Estate Planning Attorney Lisa McDevitt Discusses How to Apply the Residuary Clause in a Will
Fairfax, VA (Law Firm Newswire) April 18, 2016 – Those who have recently divorced are advised to review their estate plans and update them to reflect any changes they wish to make.
If they have children, then one objective is to preserve any assets for their heirs in light of the divorce. While a will allows the grantor to avoid probate, and many assets may have been distributed in the form of gifts, there may be some remaining assets. The will may not identify each remaining asset that the grantor owns. The residuary describes a clause in a will that disposes of the remainder of the estate after all other gifts have been satisfied. The residuary clause serves as a catchall provision that makes certain that the will disposes of all property in the estate.

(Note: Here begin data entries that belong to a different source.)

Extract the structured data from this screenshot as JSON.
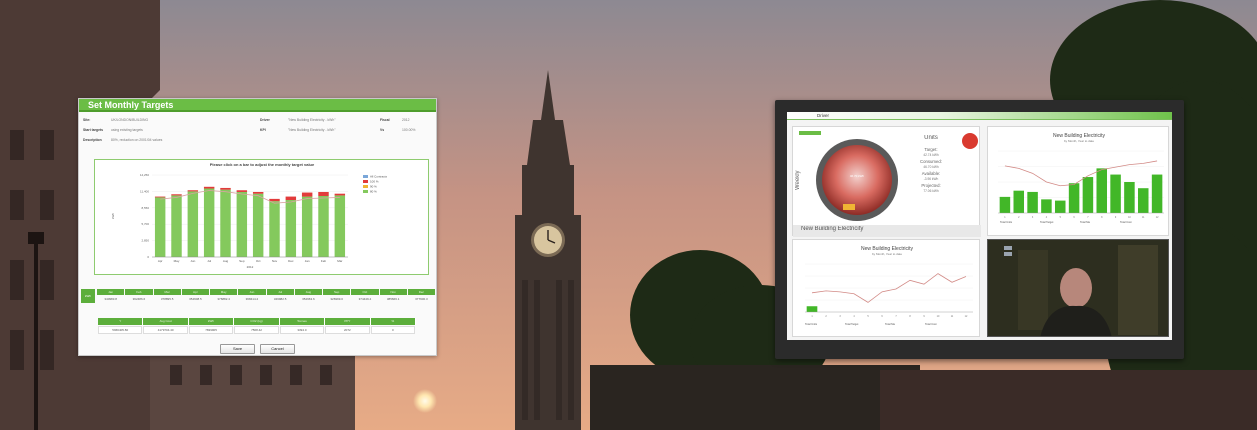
{
  "colors": {
    "brand_green": "#6bbd45",
    "target_line": "#d9a2a0",
    "bar_green": "#84c95d",
    "overshoot_red": "#e23b3b",
    "overshoot_amber": "#f0b434",
    "sky_top": "#8d8992",
    "sky_bottom": "#e7ab86"
  },
  "background": {
    "description_icon": "big-ben-photo"
  },
  "targets_panel": {
    "title": "Set Monthly Targets",
    "fields": {
      "site_label": "Site:",
      "site_value": "UK/LONDON/BUILDING",
      "driver_label": "Driver",
      "driver_value": "\"New Building Electricity - kWh\"",
      "fiscal_label": "Fiscal",
      "fiscal_value": "2012",
      "start_label": "Start targets",
      "start_value": "using existing targets",
      "kpi_label": "KPI",
      "kpi_value": "\"New Building Electricity - kWh\"",
      "vs_label": "Vs",
      "vs_value": "100.00%",
      "desc_label": "Description",
      "desc_value": "80%, reduction on 2001/04 values"
    },
    "chart_heading": "Please click on a bar to adjust the monthly target value",
    "table_months": [
      "Jan",
      "Feb",
      "Mar",
      "Apr",
      "May",
      "Jun",
      "Jul",
      "Aug",
      "Sep",
      "Oct",
      "Nov",
      "Dec"
    ],
    "table_values": [
      "340983.8",
      "362486.6",
      "378895.5",
      "354608.5",
      "376882.4",
      "368414.2",
      "346982.5",
      "352963.6",
      "326999.0",
      "374449.4",
      "385666.1",
      "377600.3"
    ],
    "table_first_label": "kWh",
    "summary_headers": [
      "Y",
      "Avg Cost",
      "kWh",
      "CO2 (kg)",
      "Tonnes",
      "PPY",
      "%"
    ],
    "summary_values": [
      "5966405.80",
      "4179704.40",
      "7839905",
      "7568.42",
      "3394.0",
      "2072",
      "0"
    ],
    "save_label": "Save",
    "cancel_label": "Cancel"
  },
  "dashboard": {
    "window_title": "Driver",
    "gauge_tile": {
      "label_weekly": "Weekly",
      "units_title": "Units",
      "target_label": "Target:",
      "target_value": "42.74 kWh",
      "consumed_label": "Consumed:",
      "consumed_value": "46.70 kWh",
      "available_label": "Available:",
      "available_value": "-3.96 kWh",
      "projected_label": "Projected:",
      "projected_value": "77.06 kWh",
      "name": "New Building Electricity",
      "gauge_text": "46.70 kWh"
    },
    "top_chart": {
      "title": "New Building Electricity",
      "subtitle": "by Month, Year to date"
    },
    "bottom_chart": {
      "title": "New Building Electricity",
      "subtitle": "by Month, Year to date"
    },
    "summary_labels": [
      "Total Units",
      "Total Target",
      "Total Ma",
      "Total Cost"
    ]
  },
  "chart_data": [
    {
      "type": "bar",
      "title": "Please click on a bar to adjust the monthly target value",
      "xlabel": "2012",
      "ylabel": "kWh",
      "categories": [
        "Apr",
        "May",
        "Jun",
        "Jul",
        "Aug",
        "Sep",
        "Oct",
        "Nov",
        "Dec",
        "Jan",
        "Feb",
        "Mar"
      ],
      "ylim": [
        0,
        14250
      ],
      "y_ticks": [
        "0",
        "2,850",
        "5,700",
        "8,550",
        "11,400",
        "14,250"
      ],
      "series": [
        {
          "name": "All Contracts",
          "values": [
            10500,
            10900,
            11600,
            12200,
            12000,
            11600,
            11300,
            10100,
            10500,
            11200,
            11300,
            11000
          ]
        },
        {
          "name": "100 %",
          "values": [
            10400,
            10700,
            11400,
            11900,
            11700,
            11300,
            11000,
            9700,
            9900,
            10500,
            10600,
            10700
          ]
        }
      ],
      "legend": [
        "All Contracts",
        "100 %",
        "90 %",
        "80 %"
      ],
      "legend_position": "right",
      "grid": true
    },
    {
      "type": "bar",
      "title": "New Building Electricity",
      "subtitle": "by Month, Year to date",
      "categories": [
        "1",
        "2",
        "3",
        "4",
        "5",
        "6",
        "7",
        "8",
        "9",
        "10",
        "11",
        "12"
      ],
      "series": [
        {
          "name": "units",
          "values": [
            26,
            36,
            34,
            22,
            20,
            48,
            58,
            72,
            62,
            50,
            40,
            62
          ]
        },
        {
          "name": "target",
          "values": [
            76,
            72,
            64,
            50,
            44,
            46,
            60,
            70,
            74,
            78,
            80,
            84
          ]
        }
      ],
      "ylim": [
        0,
        100
      ]
    },
    {
      "type": "line",
      "title": "New Building Electricity",
      "subtitle": "by Month, Year to date",
      "categories": [
        "1",
        "2",
        "3",
        "4",
        "5",
        "6",
        "7",
        "8",
        "9",
        "10",
        "11",
        "12"
      ],
      "series": [
        {
          "name": "units",
          "values": [
            12,
            0,
            0,
            0,
            0,
            0,
            0,
            0,
            0,
            0,
            0,
            0
          ]
        },
        {
          "name": "target",
          "values": [
            40,
            44,
            42,
            38,
            20,
            42,
            48,
            66,
            58,
            80,
            62,
            74
          ]
        }
      ],
      "ylim": [
        0,
        100
      ]
    }
  ]
}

The residuary clause grants the right to the residuary estate to one or more designated beneficiaries. It includes property that may have been overlooked or for which no disposition was made. In addition, it can handle bequests that are void because of the death of the beneficiary. In addition, it includes property that was obtained by the grantor following the creation of the will, and thus, not addressed in the will.
“A residuary clause is needed to include any remaining assets that are unaccounted for in a will,” said Lisa McDevitt, a prominent Vienna, Virginia estate planning attorney. “Without the clause, the fate of such assets will be decided by the state.”

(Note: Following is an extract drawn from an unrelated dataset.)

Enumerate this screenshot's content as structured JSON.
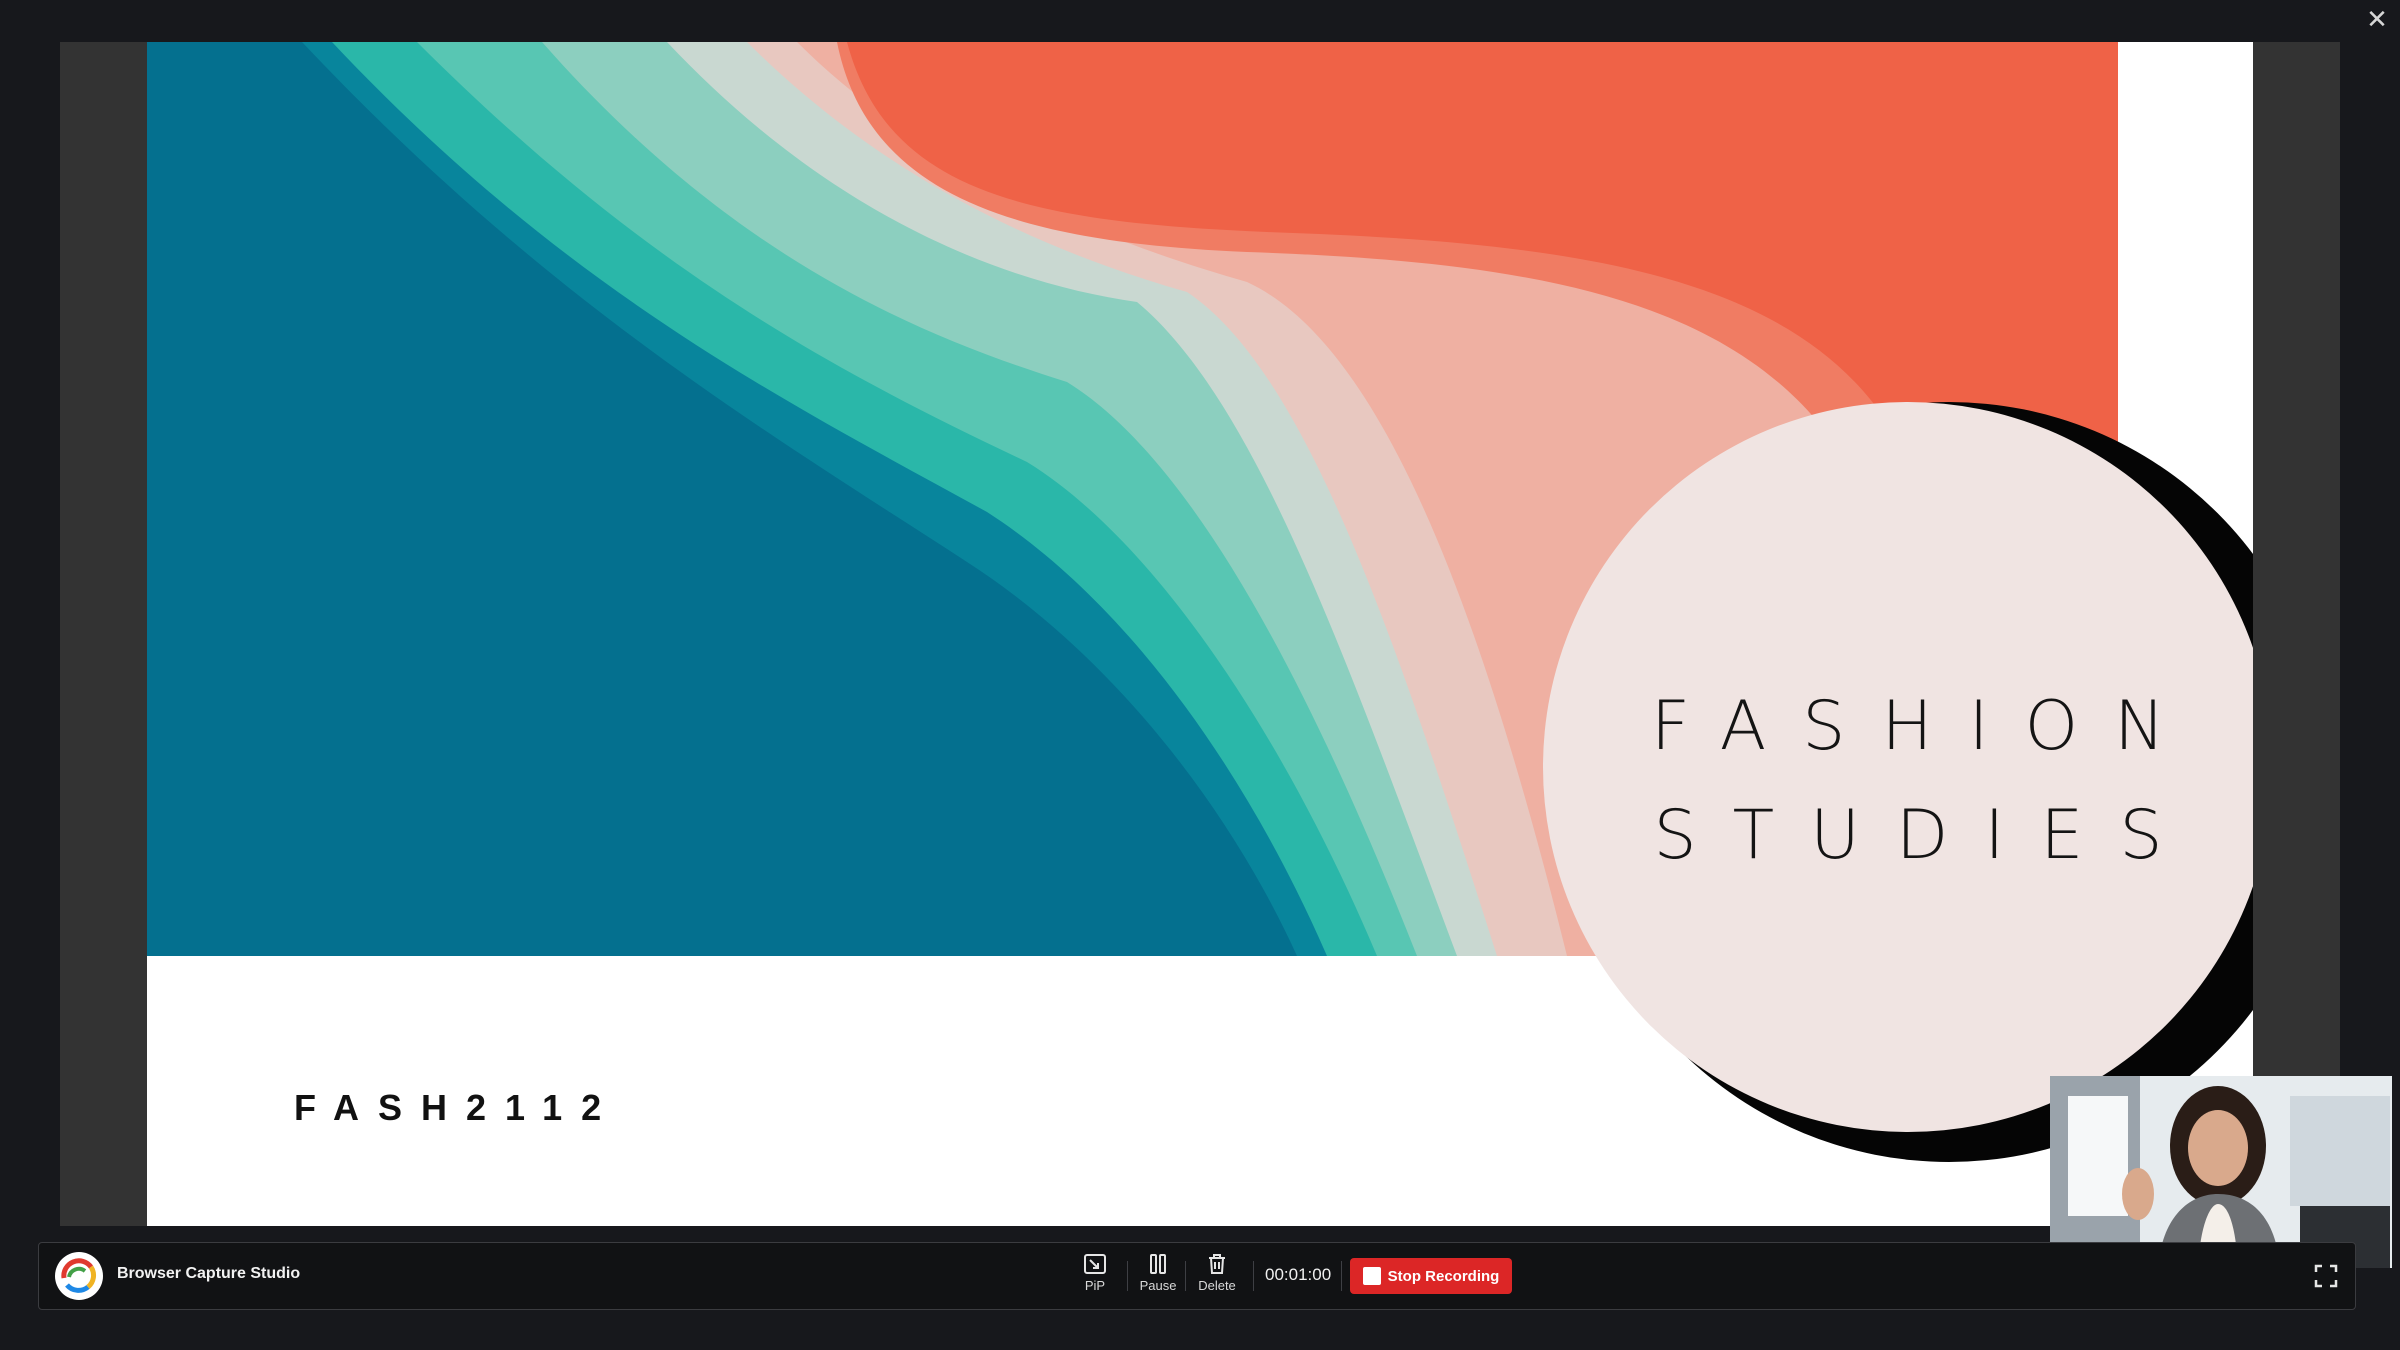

In the absence of a residuary clause within a will, any assets that are not bequeathed to anyone are transferred to heirs under the laws of intestate succession, which cover the distribution of assets belonging to people who died without a will. This would occur only after the probate court becomes involved. Even if the grantor’s estate appears to be small, a residuary clause is necessary. Otherwise, any remaining assets may pass to unintended beneficiaries, and not in accordance with the grantor’s wishes.Learn more at http://www.mcdevittlaw.net